Monday, March 23, 2009

New York High Court to Review Warrantless GPS Use

From the New York Post:
New York's top court will consider Tuesday whether police violated the constitutional rights of a burglary suspect when they attached a global positioning tracker to his van without a court warrant.

Scott Weaver, convicted of burglary in part because of the Christmas Eve 2005 GPS data, said both his state and federal rights against an unreasonable search were violated. State police tracked his van to the parking lot of a suburban Albany department store that was later burglarized.


The trial judge refused to suppress the GPS evidence. A midlevel state court concluded 4-1 the device provided essentially the same information as constant visual surveillance, which requires no warrant. A dissenting justice said citizens have a reasonable expectation their every move won't be monitored by a technical device without their knowledge.

the legal test in previous federal case law turns on whether a device augments sensory perception, such as with a simple radio beeper as a tracking device, or actually goes beyond human senses, such as using thermal imaging devices to see what's happening indoors.

Friday, March 13, 2009

New York DWI crackdown under way statewide

From Gannett news:
The second of seven STOP-DWI crackdown periods across New York this year is under way and will continue through St. Patrick’s Day on Tuesday, the state Department of Motor Vehicles has announced.

During the enforcement wave, state, county and local law enforcement agencies will be out in force, using sobriety checkpoints and saturation patrols to deter drunk driving and ensure road safety, according to a news release.

Motorists are reminded that driving with a blood-alcohol content of .08 percent or higher will put them over the limit and under arrest, the release says.

Obviously, the best way to avoid a DWI arrest or conviction is to not drink and drive.

However, anyone charged with, or questioned regarding, an alcohol-related motor vehicle offense should immediately contact an attorney to review their rights.

Monday, March 9, 2009

New York's New Power of Attorney Law

Ovid, NY--Attorney Steven Getman is reminding senior citizens and their families that major changes to the New York Power of Attorney Law will take effect this fall.

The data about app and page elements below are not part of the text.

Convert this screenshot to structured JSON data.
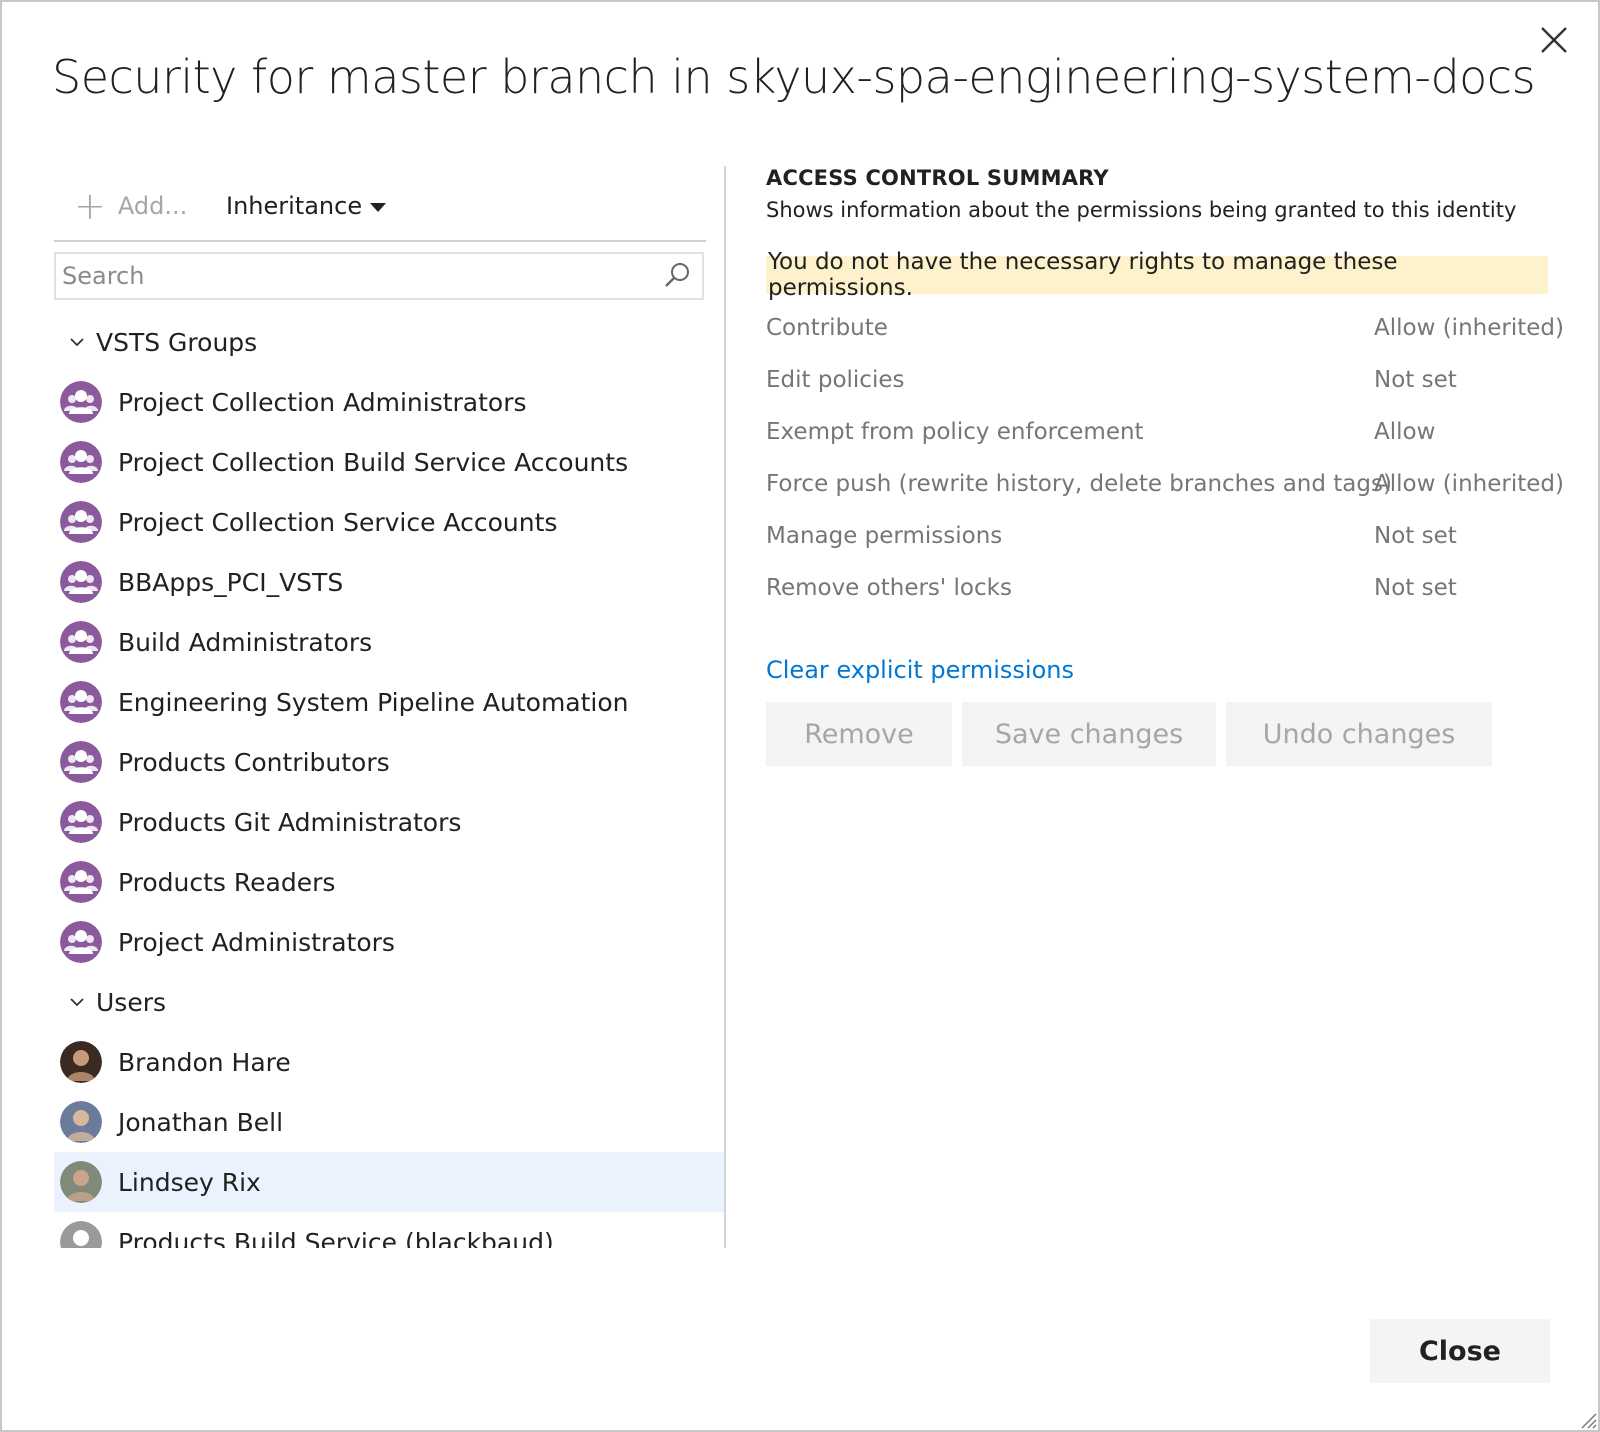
{
  "dialog": {
    "title": "Security for master branch in skyux-spa-engineering-system-docs",
    "close_button": "Close"
  },
  "toolbar": {
    "add_label": "Add...",
    "inheritance_label": "Inheritance"
  },
  "search": {
    "placeholder": "Search",
    "value": ""
  },
  "tree": {
    "groups_header": "VSTS Groups",
    "groups": [
      "Project Collection Administrators",
      "Project Collection Build Service Accounts",
      "Project Collection Service Accounts",
      "BBApps_PCI_VSTS",
      "Build Administrators",
      "Engineering System Pipeline Automation",
      "Products Contributors",
      "Products Git Administrators",
      "Products Readers",
      "Project Administrators"
    ],
    "users_header": "Users",
    "users": [
      {
        "name": "Brandon Hare",
        "selected": false
      },
      {
        "name": "Jonathan Bell",
        "selected": false
      },
      {
        "name": "Lindsey Rix",
        "selected": true
      },
      {
        "name": "Products Build Service (blackbaud)",
        "selected": false
      }
    ]
  },
  "summary": {
    "title": "ACCESS CONTROL SUMMARY",
    "description": "Shows information about the permissions being granted to this identity",
    "warning": "You do not have the necessary rights to manage these permissions.",
    "permissions": [
      {
        "name": "Contribute",
        "value": "Allow (inherited)"
      },
      {
        "name": "Edit policies",
        "value": "Not set"
      },
      {
        "name": "Exempt from policy enforcement",
        "value": "Allow"
      },
      {
        "name": "Force push (rewrite history, delete branches and tags)",
        "value": "Allow (inherited)"
      },
      {
        "name": "Manage permissions",
        "value": "Not set"
      },
      {
        "name": "Remove others' locks",
        "value": "Not set"
      }
    ],
    "clear_link": "Clear explicit permissions",
    "buttons": {
      "remove": "Remove",
      "save": "Save changes",
      "undo": "Undo changes"
    }
  },
  "colors": {
    "group_avatar": "#8a5a9c",
    "warning_bg": "#fdf2cc",
    "link": "#0078d4",
    "selected_row": "#eaf3fd"
  }
}
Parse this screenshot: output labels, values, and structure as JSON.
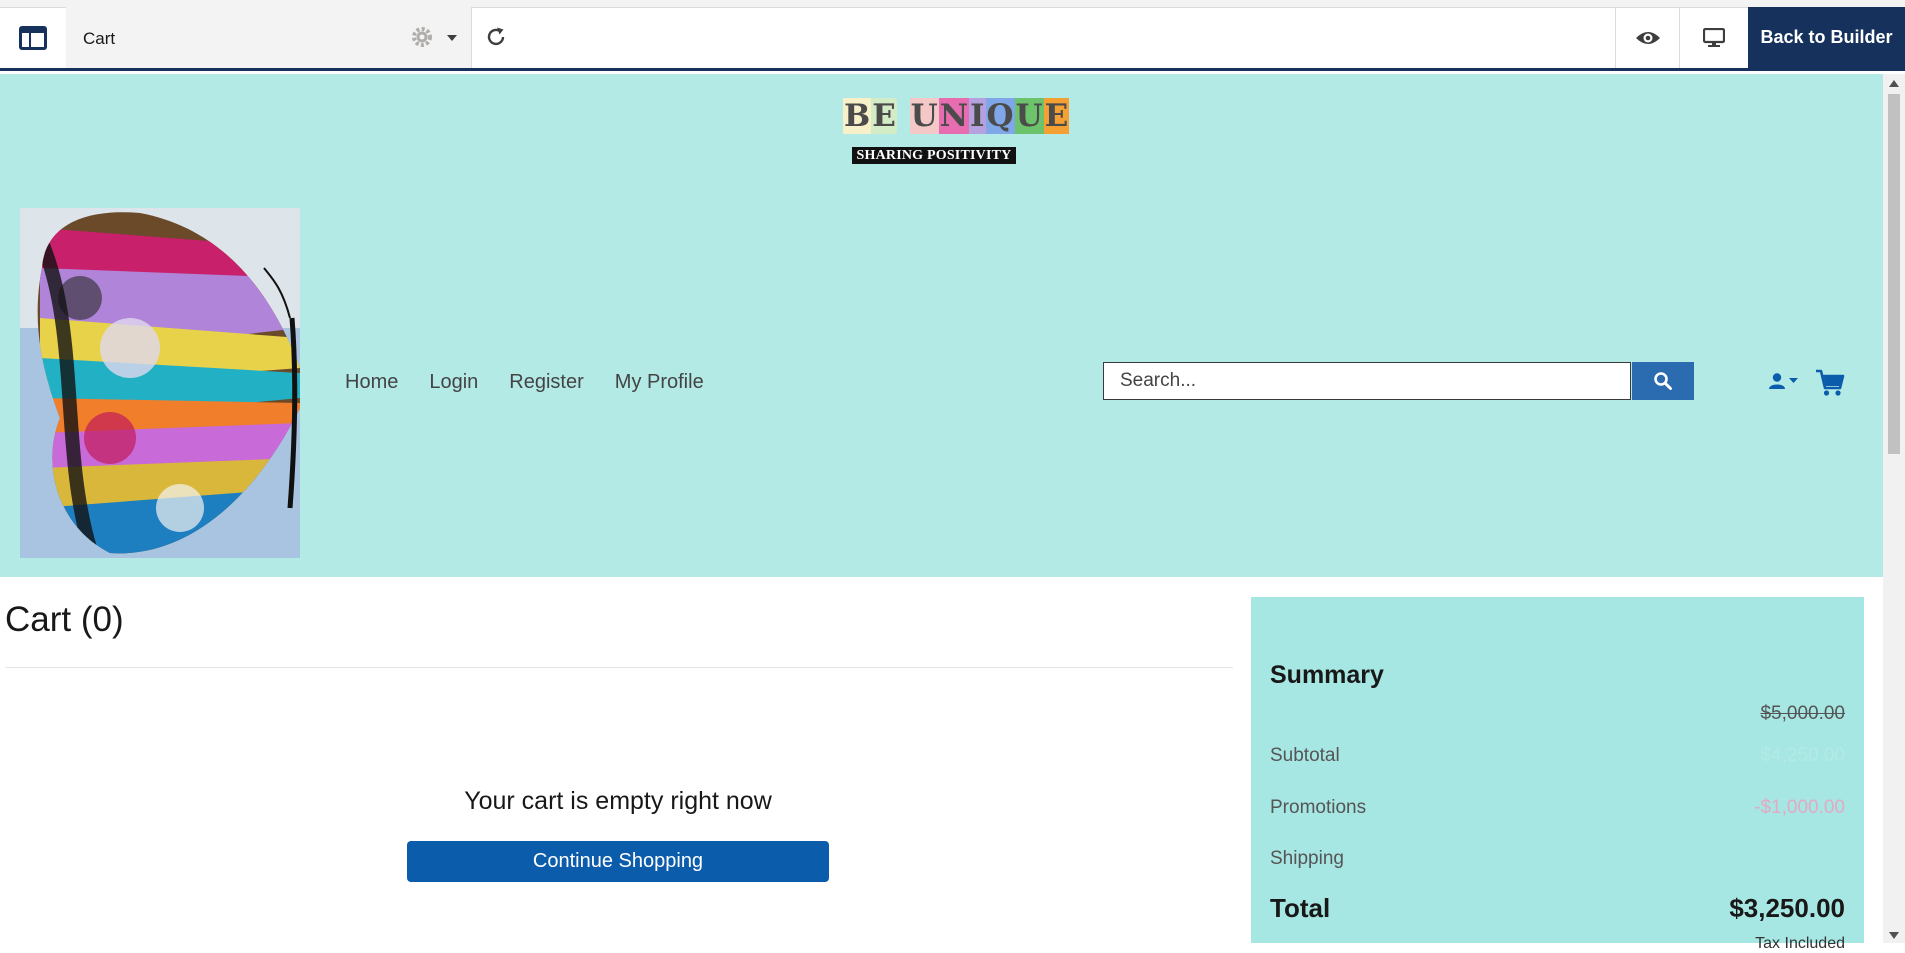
{
  "toolbar": {
    "page_name": "Cart",
    "back_label": "Back to Builder"
  },
  "header": {
    "logo_letters": [
      "B",
      "E",
      " ",
      "U",
      "N",
      "I",
      "Q",
      "U",
      "E"
    ],
    "logo_colors": [
      "#f7f0c8",
      "#d4ecc5",
      "#b3eae6",
      "#f5c8c8",
      "#e86db0",
      "#b6a1e0",
      "#7ea6e8",
      "#6cc36c",
      "#f5a033"
    ],
    "tagline": "SHARING POSITIVITY",
    "nav": [
      "Home",
      "Login",
      "Register",
      "My Profile"
    ],
    "search_placeholder": "Search..."
  },
  "cart": {
    "title": "Cart (0)",
    "empty_message": "Your cart is empty right now",
    "continue_label": "Continue Shopping"
  },
  "summary": {
    "title": "Summary",
    "original_price": "$5,000.00",
    "subtotal_label": "Subtotal",
    "subtotal_value": "$4,250.00",
    "promotions_label": "Promotions",
    "promotions_value": "-$1,000.00",
    "shipping_label": "Shipping",
    "total_label": "Total",
    "total_value": "$3,250.00",
    "tax_note": "Tax Included"
  },
  "colors": {
    "header_bg": "#b3eae6",
    "summary_bg": "#a6e6e3",
    "brand_dark": "#16325c",
    "button_blue": "#0b5cab",
    "search_blue": "#2b6cb0",
    "promo_pink": "#e4a9c4"
  }
}
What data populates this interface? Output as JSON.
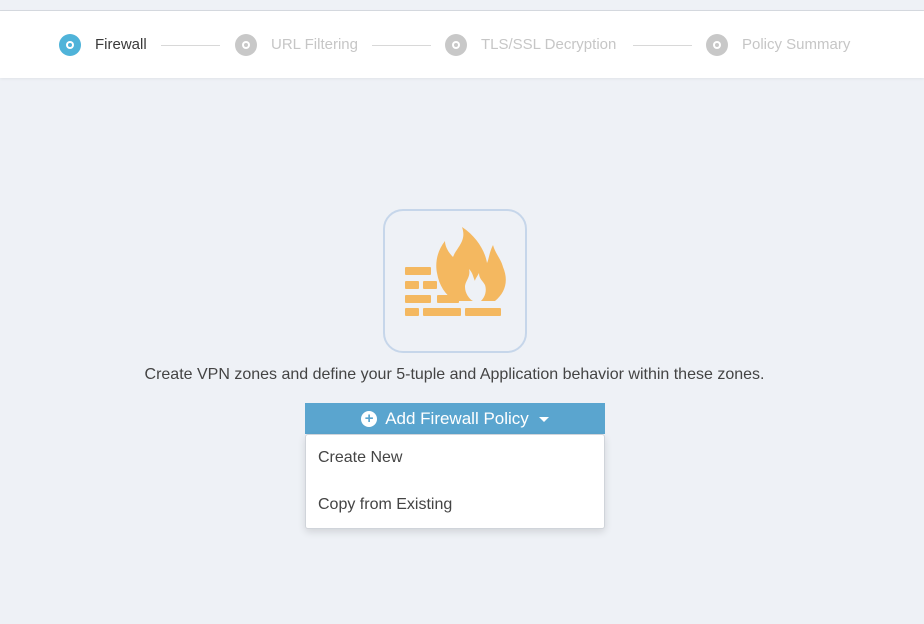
{
  "wizard": {
    "steps": [
      {
        "label": "Firewall",
        "state": "active"
      },
      {
        "label": "URL Filtering",
        "state": "inactive"
      },
      {
        "label": "TLS/SSL Decryption",
        "state": "inactive"
      },
      {
        "label": "Policy Summary",
        "state": "inactive"
      }
    ]
  },
  "main": {
    "illustration_icon": "firewall-icon",
    "description": "Create VPN zones and define your 5-tuple and Application behavior within these zones.",
    "add_button": {
      "icon": "plus-circle-icon",
      "label": "Add Firewall Policy",
      "caret": "caret-down-icon"
    },
    "dropdown": {
      "items": [
        {
          "label": "Create New"
        },
        {
          "label": "Copy from Existing"
        }
      ]
    }
  },
  "colors": {
    "active_step": "#4fb3d9",
    "inactive_step": "#c8c8c8",
    "button": "#5aa5cf",
    "firewall_icon": "#f4b860",
    "background": "#eef1f6"
  }
}
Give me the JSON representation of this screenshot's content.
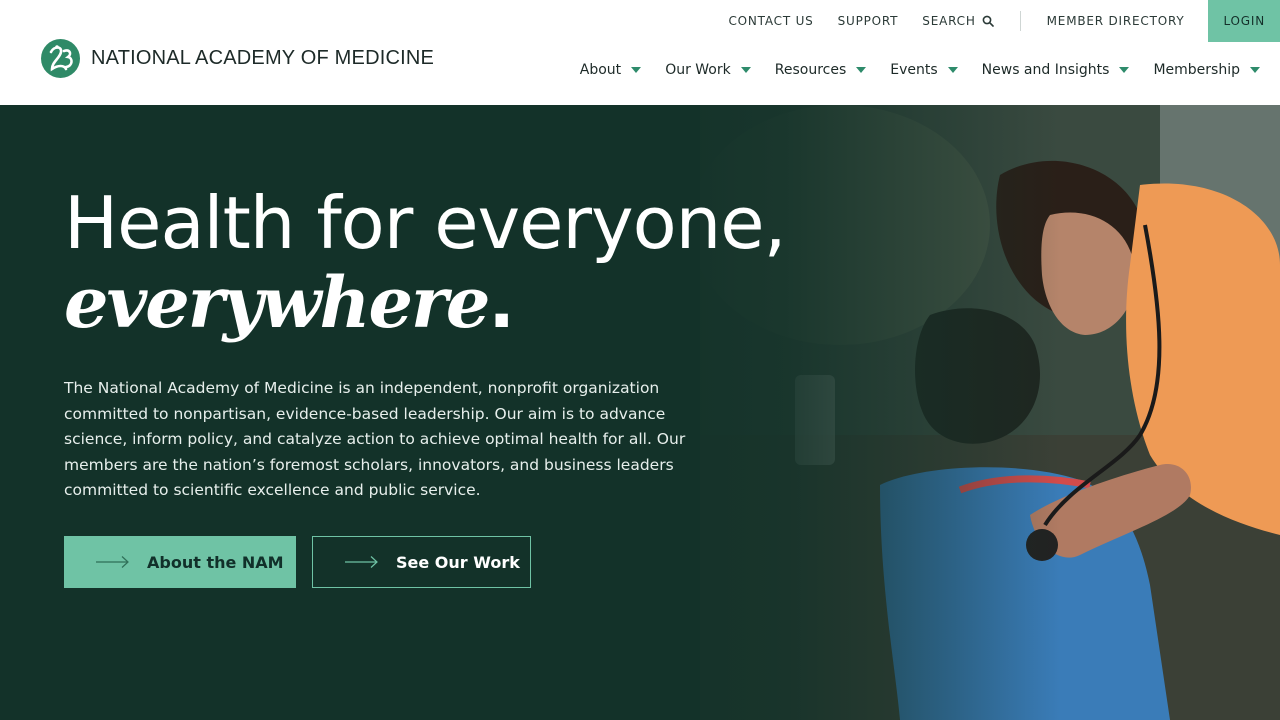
{
  "brand": {
    "name": "NATIONAL ACADEMY OF MEDICINE",
    "accent_color": "#6fc3a5",
    "hero_color": "#133229",
    "logo_icon": "nam-logo-icon"
  },
  "utility_nav": {
    "contact": "CONTACT US",
    "support": "SUPPORT",
    "search": "SEARCH",
    "directory": "MEMBER DIRECTORY",
    "login": "LOGIN"
  },
  "main_nav": {
    "items": [
      {
        "label": "About",
        "icon": "chevron-down-icon"
      },
      {
        "label": "Our Work",
        "icon": "chevron-down-icon"
      },
      {
        "label": "Resources",
        "icon": "chevron-down-icon"
      },
      {
        "label": "Events",
        "icon": "chevron-down-icon"
      },
      {
        "label": "News and Insights",
        "icon": "chevron-down-icon"
      },
      {
        "label": "Membership",
        "icon": "chevron-down-icon"
      }
    ]
  },
  "hero": {
    "headline_line1": "Health for everyone,",
    "headline_line2": "everywhere",
    "headline_period": ".",
    "intro": "The National Academy of Medicine is an independent, nonprofit organization committed to nonpartisan, evidence-based leadership. Our aim is to advance science, inform policy, and catalyze action to achieve optimal health for all. Our members are the nation’s foremost scholars, innovators, and business leaders committed to scientific excellence and public service.",
    "primary_button": "About the NAM",
    "secondary_button": "See Our Work",
    "button_icon": "arrow-right-icon"
  }
}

These changes include:
• The agent (the person getting power of attorney) must sign and date the power of attorney and the agent's signature must also be acknowledged (notarized). Previously, only the principal (person granting the power of attorney) was required to sign the document before a notary.
• If the principal wants the agent to have the authority to make gifts, additional requirements must be met. They include the principal initialing a separate provision granting gift-making authority and the execution of a "statutory major gifts rider" which must have two witnesses.
• Agents will now be subject to a “prudent person standard of care” with defined responsibilities. This includes keeping records (with receipts) on the agent’s transactions.
• The new power of attorney form has an optional provision that the principal can appoint a “monitor” to request and receive records of transactions by the agent.

“Most of the changes apply only to powers of attorney executed on or after the effective date. However, the provisions regarding fiduciary responsibilities apply to all powers of attorney including those executed before the effective date,” Getman noted.

The new power attorney law was originally scheduled to take effect March 1. However, on February 25, Governor Paterson signed legislation to delay the effective date until September 1, 2009.

“Anyone in New York state who plans to grant power of attorney, or accept the power of attorney, as well as those who currently have powers of attorney, should make sure to contact a competent attorney to discuss the new law, and make sure that they are in compliance with it,” Getman said.

More information on the new law can be found here.